## EXERCISE DESCRIPTION:
Could you output the entire listing without altering anything?

## DATA TO USE:
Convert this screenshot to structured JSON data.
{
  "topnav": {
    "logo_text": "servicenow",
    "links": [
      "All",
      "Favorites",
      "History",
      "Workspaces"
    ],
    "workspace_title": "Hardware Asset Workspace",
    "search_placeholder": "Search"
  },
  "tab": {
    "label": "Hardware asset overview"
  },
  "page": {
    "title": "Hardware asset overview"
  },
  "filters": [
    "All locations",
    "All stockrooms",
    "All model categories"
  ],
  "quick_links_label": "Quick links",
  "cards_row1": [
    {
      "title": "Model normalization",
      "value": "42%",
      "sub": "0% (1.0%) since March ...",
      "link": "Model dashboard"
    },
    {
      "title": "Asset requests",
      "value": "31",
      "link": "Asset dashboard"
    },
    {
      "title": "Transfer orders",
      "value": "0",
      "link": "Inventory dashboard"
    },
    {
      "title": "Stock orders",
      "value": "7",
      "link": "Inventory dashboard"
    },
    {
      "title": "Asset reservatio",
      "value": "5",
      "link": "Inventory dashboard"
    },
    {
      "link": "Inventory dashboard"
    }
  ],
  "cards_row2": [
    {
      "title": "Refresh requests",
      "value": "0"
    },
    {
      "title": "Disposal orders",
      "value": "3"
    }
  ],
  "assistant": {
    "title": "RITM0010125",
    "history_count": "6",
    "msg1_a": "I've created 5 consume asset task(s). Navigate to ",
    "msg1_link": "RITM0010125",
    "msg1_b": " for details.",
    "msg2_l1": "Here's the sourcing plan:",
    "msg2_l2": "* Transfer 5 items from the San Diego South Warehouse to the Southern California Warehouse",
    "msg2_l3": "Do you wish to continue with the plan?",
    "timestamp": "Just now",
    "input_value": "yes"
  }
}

## RESULT OF THIS EXERCISE:
Convert this screenshot to structured JSON data.
{
  "topnav": {
    "logo_text": "servicenow",
    "links": [
      "All",
      "Favorites",
      "History",
      "Workspaces"
    ],
    "workspace_title": "Hardware Asset Workspace",
    "search_placeholder": "Search"
  },
  "tab": {
    "label": "Hardware asset overview"
  },
  "page": {
    "title": "Hardware asset overview"
  },
  "filters": [
    "All locations",
    "All stockrooms",
    "All model categories"
  ],
  "quick_links_label": "Quick links",
  "cards_row1": [
    {
      "title": "Model normalization",
      "value": "42%",
      "sub": "0% (1.0%) since March ...",
      "link": "Model dashboard"
    },
    {
      "title": "Asset requests",
      "value": "31",
      "link": "Asset dashboard"
    },
    {
      "title": "Transfer orders",
      "value": "0",
      "link": "Inventory dashboard"
    },
    {
      "title": "Stock orders",
      "value": "7",
      "link": "Inventory dashboard"
    },
    {
      "title": "Asset reservatio",
      "value": "5",
      "link": "Inventory dashboard"
    },
    {
      "link": "Inventory dashboard"
    }
  ],
  "cards_row2": [
    {
      "title": "Refresh requests",
      "value": "0"
    },
    {
      "title": "Disposal orders",
      "value": "3"
    }
  ],
  "assistant": {
    "title": "RITM0010125",
    "history_count": "6",
    "msg1_a": "I've created 5 consume asset task(s). Navigate to ",
    "msg1_link": "RITM0010125",
    "msg1_b": " for details.",
    "msg2_l1": "Here's the sourcing plan:",
    "msg2_l2": "* Transfer 5 items from the San Diego South Warehouse to the Southern California Warehouse",
    "msg2_l3": "Do you wish to continue with the plan?",
    "timestamp": "Just now",
    "input_value": "yes"
  }
}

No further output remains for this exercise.